There is little realism to the style in which Natasha Marshall has chosen to present her one-woman show, and yet Half Breed is a piece that feels distinctively, darkly real. Marshall’s script—which tells the story of Jazmin, a “mixed race kid, like 50/50”, growing up in the West Country—is as lyrical as it is fragmented, with lightly rhyming exposition in between a multitude of voices from the village. Her performance, too, is energetic, exaggerated – but the racism to which Jazmin is subjected feels entirely accurate, and sadly familiar.
What distinguishes Half Breed as a piece of theatre is that Marshall, even as she speaks about hopelessly recurrent questions like “where are you from originally”, is unafraid to introduce some real moral ambiguity into the narrative. The characters here are complex, and difficult – including Jazmin herself, and her best friend Brogan. Brogan asks if Jazmin is “half caste” the first time they meet, stands by as her boyfriend tells racist stories and gets pregnant without telling him – but she is also fiercely loyal and loving. It’s Brogan who bullies Jazmin into properly practicing her monologue for a drama audition in London.

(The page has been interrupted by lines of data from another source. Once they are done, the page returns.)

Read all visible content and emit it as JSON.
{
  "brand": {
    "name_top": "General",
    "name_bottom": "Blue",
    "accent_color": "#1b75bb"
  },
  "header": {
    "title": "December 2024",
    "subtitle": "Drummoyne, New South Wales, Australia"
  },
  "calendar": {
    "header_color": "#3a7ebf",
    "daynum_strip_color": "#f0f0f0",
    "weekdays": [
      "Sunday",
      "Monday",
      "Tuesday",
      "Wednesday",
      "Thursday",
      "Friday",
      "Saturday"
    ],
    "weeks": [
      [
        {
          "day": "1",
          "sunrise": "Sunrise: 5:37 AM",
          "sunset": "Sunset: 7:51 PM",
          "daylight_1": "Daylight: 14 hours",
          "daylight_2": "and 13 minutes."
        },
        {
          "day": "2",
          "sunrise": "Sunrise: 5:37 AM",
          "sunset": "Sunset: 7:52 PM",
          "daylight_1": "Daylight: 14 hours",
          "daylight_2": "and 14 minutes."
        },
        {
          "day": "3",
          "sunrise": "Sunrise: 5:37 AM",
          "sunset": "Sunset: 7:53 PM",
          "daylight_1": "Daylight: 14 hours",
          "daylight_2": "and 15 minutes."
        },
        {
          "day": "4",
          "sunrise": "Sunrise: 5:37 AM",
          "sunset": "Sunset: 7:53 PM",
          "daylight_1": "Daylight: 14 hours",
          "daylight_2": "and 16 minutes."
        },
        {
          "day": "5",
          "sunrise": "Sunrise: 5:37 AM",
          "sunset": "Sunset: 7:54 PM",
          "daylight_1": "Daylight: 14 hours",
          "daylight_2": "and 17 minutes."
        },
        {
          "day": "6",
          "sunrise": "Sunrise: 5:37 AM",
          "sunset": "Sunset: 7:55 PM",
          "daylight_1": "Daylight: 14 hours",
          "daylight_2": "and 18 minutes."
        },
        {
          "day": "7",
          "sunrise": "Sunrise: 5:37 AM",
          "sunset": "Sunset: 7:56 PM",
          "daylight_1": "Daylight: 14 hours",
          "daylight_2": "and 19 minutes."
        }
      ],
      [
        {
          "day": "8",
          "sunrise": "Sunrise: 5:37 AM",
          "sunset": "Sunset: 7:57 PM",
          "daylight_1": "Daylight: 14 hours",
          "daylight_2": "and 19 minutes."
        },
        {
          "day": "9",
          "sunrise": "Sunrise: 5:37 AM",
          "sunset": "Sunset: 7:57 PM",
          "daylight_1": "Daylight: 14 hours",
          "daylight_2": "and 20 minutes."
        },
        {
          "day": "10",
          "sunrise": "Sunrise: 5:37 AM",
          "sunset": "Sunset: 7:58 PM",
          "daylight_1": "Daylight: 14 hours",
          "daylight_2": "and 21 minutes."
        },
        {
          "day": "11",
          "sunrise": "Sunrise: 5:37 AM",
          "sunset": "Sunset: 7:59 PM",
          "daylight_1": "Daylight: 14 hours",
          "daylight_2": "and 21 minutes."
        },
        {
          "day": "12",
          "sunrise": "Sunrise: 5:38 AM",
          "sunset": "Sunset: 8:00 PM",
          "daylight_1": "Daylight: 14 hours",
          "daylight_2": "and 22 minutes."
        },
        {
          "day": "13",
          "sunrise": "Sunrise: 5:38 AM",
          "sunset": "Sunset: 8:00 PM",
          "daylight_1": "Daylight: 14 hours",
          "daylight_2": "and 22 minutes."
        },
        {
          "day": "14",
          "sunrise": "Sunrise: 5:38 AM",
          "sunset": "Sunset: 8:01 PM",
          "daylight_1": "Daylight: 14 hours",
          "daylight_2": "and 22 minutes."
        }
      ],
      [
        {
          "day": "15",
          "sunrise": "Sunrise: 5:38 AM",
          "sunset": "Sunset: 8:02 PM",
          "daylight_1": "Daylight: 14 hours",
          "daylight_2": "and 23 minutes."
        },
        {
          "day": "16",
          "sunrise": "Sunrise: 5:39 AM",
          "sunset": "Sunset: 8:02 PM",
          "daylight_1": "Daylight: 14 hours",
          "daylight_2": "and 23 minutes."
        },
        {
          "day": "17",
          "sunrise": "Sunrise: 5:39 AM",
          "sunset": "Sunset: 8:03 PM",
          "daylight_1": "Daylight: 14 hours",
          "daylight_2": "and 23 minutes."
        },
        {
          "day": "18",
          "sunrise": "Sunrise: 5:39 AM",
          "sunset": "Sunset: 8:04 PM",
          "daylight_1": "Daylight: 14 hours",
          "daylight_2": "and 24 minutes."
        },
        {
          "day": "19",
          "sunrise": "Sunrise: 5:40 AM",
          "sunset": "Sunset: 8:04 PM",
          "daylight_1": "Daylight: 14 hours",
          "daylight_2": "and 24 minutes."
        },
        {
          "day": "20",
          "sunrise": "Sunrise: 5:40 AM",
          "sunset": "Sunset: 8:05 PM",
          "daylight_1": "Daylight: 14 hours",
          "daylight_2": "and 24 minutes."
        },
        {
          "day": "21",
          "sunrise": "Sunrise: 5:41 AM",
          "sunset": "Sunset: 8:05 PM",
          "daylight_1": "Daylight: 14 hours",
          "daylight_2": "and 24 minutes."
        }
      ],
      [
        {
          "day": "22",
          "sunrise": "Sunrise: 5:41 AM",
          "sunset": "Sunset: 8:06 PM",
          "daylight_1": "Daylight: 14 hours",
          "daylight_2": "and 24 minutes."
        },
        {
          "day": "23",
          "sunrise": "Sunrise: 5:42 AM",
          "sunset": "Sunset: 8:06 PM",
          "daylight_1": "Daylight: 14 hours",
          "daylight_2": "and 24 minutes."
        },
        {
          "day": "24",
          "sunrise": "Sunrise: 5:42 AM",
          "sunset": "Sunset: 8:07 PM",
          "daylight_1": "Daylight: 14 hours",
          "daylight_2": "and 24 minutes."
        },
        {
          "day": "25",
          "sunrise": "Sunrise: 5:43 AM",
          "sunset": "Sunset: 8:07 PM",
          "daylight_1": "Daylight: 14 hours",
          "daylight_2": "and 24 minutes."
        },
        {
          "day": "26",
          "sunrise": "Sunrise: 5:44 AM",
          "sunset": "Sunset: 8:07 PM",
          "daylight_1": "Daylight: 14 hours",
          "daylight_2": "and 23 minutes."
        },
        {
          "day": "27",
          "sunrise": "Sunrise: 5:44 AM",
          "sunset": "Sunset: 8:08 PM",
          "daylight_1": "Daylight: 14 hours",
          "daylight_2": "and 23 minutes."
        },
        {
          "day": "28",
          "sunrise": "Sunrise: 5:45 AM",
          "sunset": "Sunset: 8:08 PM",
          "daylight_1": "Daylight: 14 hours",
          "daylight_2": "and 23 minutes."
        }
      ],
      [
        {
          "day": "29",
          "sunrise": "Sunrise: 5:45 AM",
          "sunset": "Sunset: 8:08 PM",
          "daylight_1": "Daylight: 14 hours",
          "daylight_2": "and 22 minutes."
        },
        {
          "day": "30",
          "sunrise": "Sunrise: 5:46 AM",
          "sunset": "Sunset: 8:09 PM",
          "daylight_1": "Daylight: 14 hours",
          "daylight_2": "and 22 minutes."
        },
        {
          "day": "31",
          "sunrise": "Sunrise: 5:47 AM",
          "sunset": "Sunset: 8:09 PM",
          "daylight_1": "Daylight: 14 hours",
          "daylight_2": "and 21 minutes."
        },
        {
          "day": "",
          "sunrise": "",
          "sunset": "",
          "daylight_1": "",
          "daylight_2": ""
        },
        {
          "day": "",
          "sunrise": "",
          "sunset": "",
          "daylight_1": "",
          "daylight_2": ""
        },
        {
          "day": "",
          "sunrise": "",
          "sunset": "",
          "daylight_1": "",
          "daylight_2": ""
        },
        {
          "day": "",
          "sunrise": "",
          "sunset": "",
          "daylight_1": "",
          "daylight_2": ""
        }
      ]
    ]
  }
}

Semi-autobiographical, Half Breed began life as a poem at spoken word nights – and Marshall has managed the transition to fully-fledged play well. The show is cleverly structured, with echoes between Jazmin’s more uncomfortable choices and other people’s that add both layers and humanity to the piece – before the tension, and Jazmin’s acquiescence, snaps in a final climactic scene. This ultimate fearlessness is reflected in how Marshall dives headlong into her performance, and into living out Jazmin’s dream.